CAMPAIGNERS have expressed fears for the future of Wiltshire's Air Ambulance following news that the service is to be reviewed.

Health chiefs at Great Western NHS Ambulance Service (GWAS) have refused to renew a five-year lease on the helicopter, and have offered a one-year deal instead, until a clinical review' is carried out.

Ann Levick, a non-executive director of Wiltshire Ambulance NHS Trust, has raised fears that the review could lead to the air ambulance service, based in Devizes, being replaced with a three-county service operated out of Filton.

GWAS have denied the claims, saying there are no plans to axe the service.

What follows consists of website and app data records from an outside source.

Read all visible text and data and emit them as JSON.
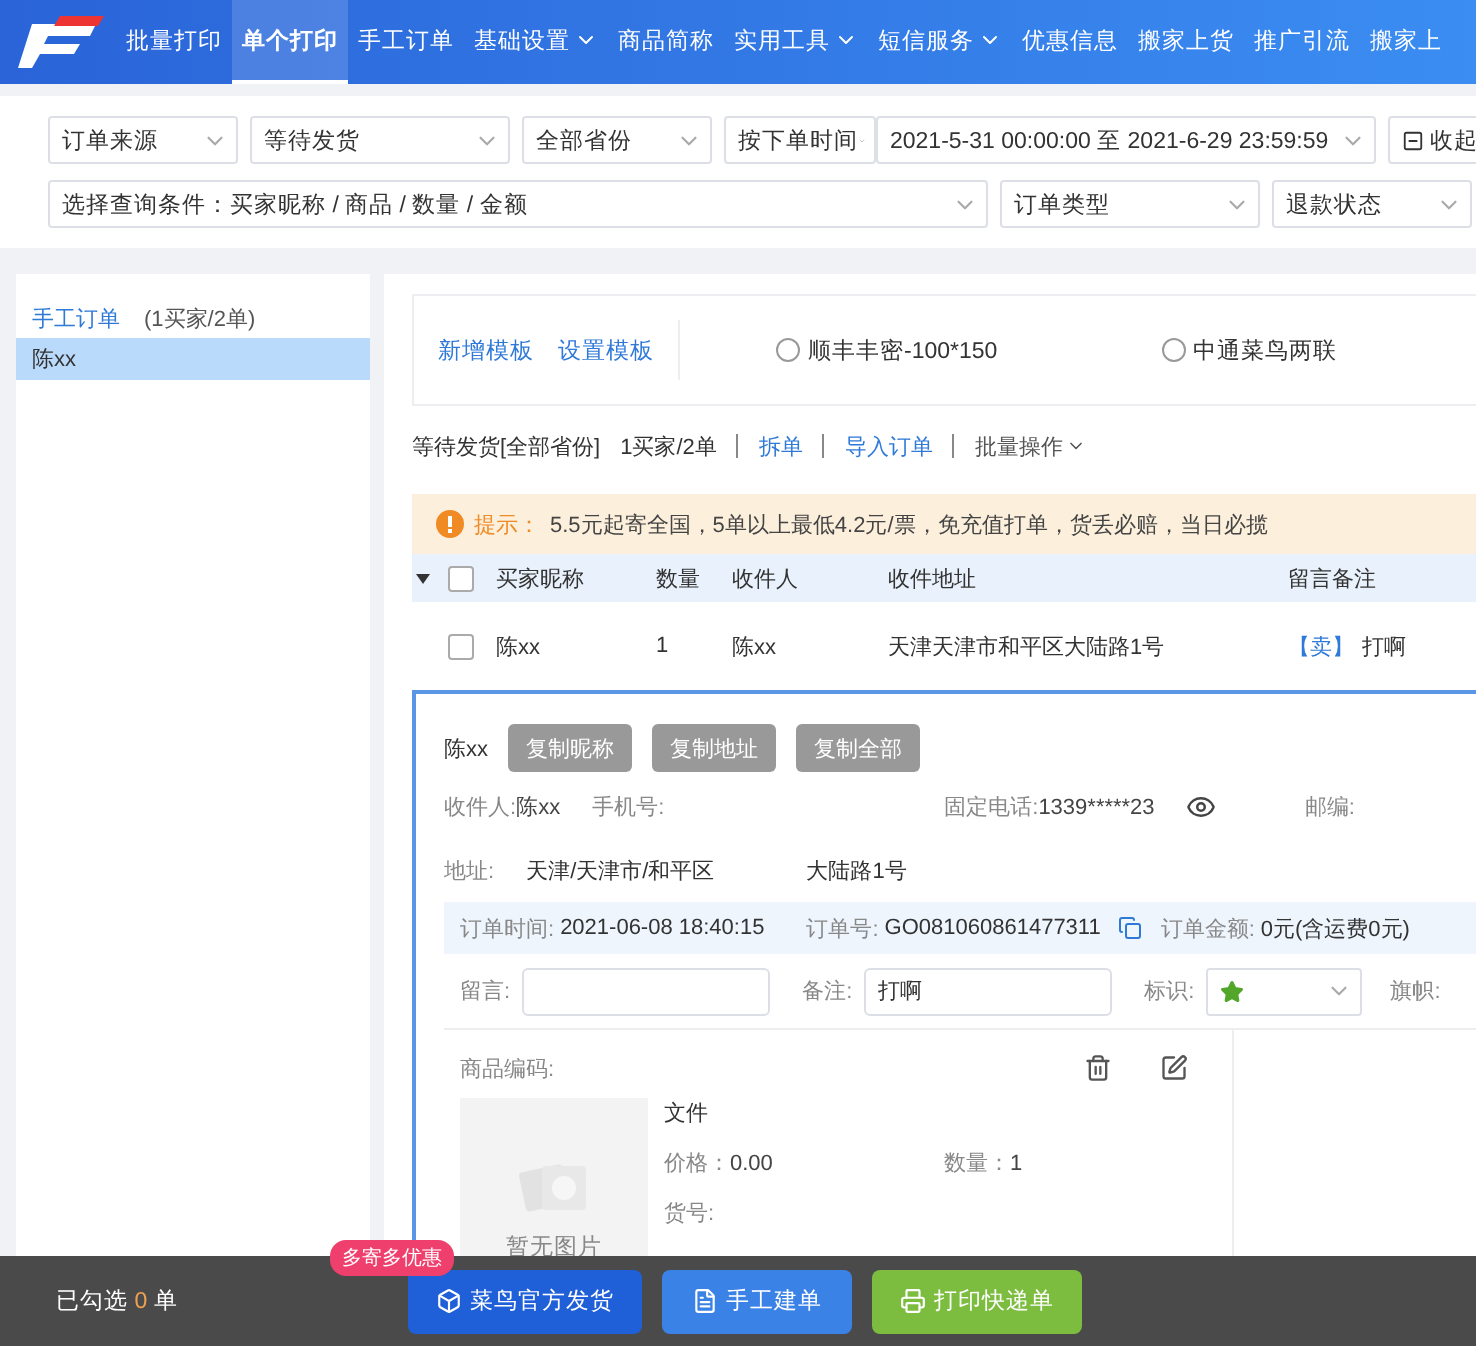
{
  "nav": {
    "items": [
      {
        "label": "批量打印",
        "selected": false,
        "dropdown": false
      },
      {
        "label": "单个打印",
        "selected": true,
        "dropdown": false
      },
      {
        "label": "手工订单",
        "selected": false,
        "dropdown": false
      },
      {
        "label": "基础设置",
        "selected": false,
        "dropdown": true
      },
      {
        "label": "商品简称",
        "selected": false,
        "dropdown": false
      },
      {
        "label": "实用工具",
        "selected": false,
        "dropdown": true
      },
      {
        "label": "短信服务",
        "selected": false,
        "dropdown": true
      },
      {
        "label": "优惠信息",
        "selected": false,
        "dropdown": false
      },
      {
        "label": "搬家上货",
        "selected": false,
        "dropdown": false
      },
      {
        "label": "推广引流",
        "selected": false,
        "dropdown": false
      },
      {
        "label": "搬家上",
        "selected": false,
        "dropdown": false
      }
    ]
  },
  "filters": {
    "row1": [
      {
        "kind": "select",
        "value": "订单来源"
      },
      {
        "kind": "select",
        "value": "等待发货"
      },
      {
        "kind": "select",
        "value": "全部省份"
      },
      {
        "kind": "daterange",
        "value": "按下单时间",
        "range": "2021-5-31 00:00:00 至 2021-6-29 23:59:59"
      },
      {
        "kind": "button",
        "value": "收起"
      }
    ],
    "row2": [
      {
        "kind": "wide",
        "value": "选择查询条件：买家昵称 / 商品 / 数量 / 金额"
      },
      {
        "kind": "select",
        "value": "订单类型"
      },
      {
        "kind": "select",
        "value": "退款状态"
      }
    ]
  },
  "sidebar": {
    "group": {
      "label": "手工订单",
      "count": "(1买家/2单)"
    },
    "items": [
      {
        "label": "陈xx",
        "selected": true
      }
    ]
  },
  "templates": {
    "links": [
      "新增模板",
      "设置模板"
    ],
    "options": [
      {
        "label": "顺丰丰密-100*150",
        "selected": false
      },
      {
        "label": "中通菜鸟两联",
        "selected": false
      }
    ]
  },
  "summary": {
    "status": "等待发货[全部省份]",
    "count": "1买家/2单",
    "actions": [
      {
        "label": "拆单",
        "kind": "link"
      },
      {
        "label": "导入订单",
        "kind": "link"
      },
      {
        "label": "批量操作",
        "kind": "menu"
      }
    ]
  },
  "notice": {
    "label": "提示：",
    "text": "5.5元起寄全国，5单以上最低4.2元/票，免充值打单，货丢必赔，当日必揽"
  },
  "table": {
    "all_checked": false,
    "columns": [
      "买家昵称",
      "数量",
      "收件人",
      "收件地址",
      "留言备注"
    ],
    "rows": [
      {
        "checked": false,
        "cells": [
          "陈xx",
          "1",
          "陈xx",
          "天津天津市和平区大陆路1号"
        ],
        "note_tag": "【卖】",
        "note": "打啊"
      }
    ]
  },
  "detail": {
    "name": "陈xx",
    "buttons": [
      "复制昵称",
      "复制地址",
      "复制全部"
    ],
    "info": [
      {
        "label": "收件人:",
        "value": "陈xx"
      },
      {
        "label": "手机号:"
      },
      {
        "label": "固定电话:",
        "value": "1339*****23"
      },
      {
        "label": "邮编:"
      }
    ],
    "address": {
      "label": "地址:",
      "region": "天津/天津市/和平区",
      "street": "大陆路1号"
    },
    "order": {
      "time_label": "订单时间:",
      "time": "2021-06-08 18:40:15",
      "no_label": "订单号:",
      "no": "GO081060861477311",
      "amount_label": "订单金额:",
      "amount": "0元(含运费0元)"
    },
    "fields": {
      "message_label": "留言:",
      "remark_label": "备注:",
      "remark": "打啊",
      "mark_label": "标识:",
      "flag_label": "旗帜:"
    },
    "product": {
      "code_label": "商品编码:",
      "image_text": "暂无图片",
      "name": "文件",
      "price_label": "价格：",
      "price": "0.00",
      "qty_label": "数量：",
      "qty": "1",
      "sku_label": "货号:"
    }
  },
  "footer": {
    "selected_label": "已勾选",
    "selected_count": "0",
    "selected_unit": "单",
    "badge": "多寄多优惠",
    "buttons": [
      {
        "label": "菜鸟官方发货",
        "kind": "cainiao"
      },
      {
        "label": "手工建单",
        "kind": "manual"
      },
      {
        "label": "打印快递单",
        "kind": "print"
      }
    ]
  }
}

The present Wiltshire air ambulance, which works in conjunction with Wiltshire Police, can reach anywhere in the county within eight minutes. This would take longer if the service was operated out of Filton, north of Bristol, as Mrs Levick fears.

"They (GWAS) only want to commit to one year and this is a problem for the police," she said.

"While we have a shared venture with the police we are the only county that has seven days' coverage with 19 hours' flying.

"The alternative being considered by GWAS Trust is a dedicated air ambulance for the Great Western Trust, covering three counties and based possibly at Filton."

In response to the concerns Victoria Eld, a spokesman for GWAS, said: "We want to find the best clinical model available to improve the service to the people of Wiltshire, not remove it.

"The Filton-based air ambulance has been set up in response to an identified gap in air ambulance cover for the people of Avon. This is an addition to the air ambulance cover in Wiltshire, not a replacement."

The parents of Melksham woman Michelle Phillips, who died, aged 26, in a three-car crash in Devon in April 2004, raised more than £12,000 for the air ambulance in their daughter's memory. The service needs £350,000 of donations a year to keep going.

Mum Sandra Phillips, 60, of Halifax Road, Bowerhill, said: "We are obviously upset about it all. We are going to try as hard as we can to do our bit to save it. We have got to do this as well for Michelle. You just never know when you might need something like this."

Jerry Poolman, 46, of Codford, near Warminster, thought he would never walk again or have children after he was crushed by a half-tonne hay bale on his small farm in 1991.

Mr Poolman, now a father-of-two, was taken by the air ambulance to Salisbury District Hospital within minutes and the prompt treatment he received meant he was taking his first steps just a couple of months later. "If it wasn't for them giving me the treatment at the time I think it would have been a different story," he said.

"When I found out the news I thought blimey, the last thing you want to do is merge it'.

"I think there will be a lot more fatalities with them not being able to get there quickly enough."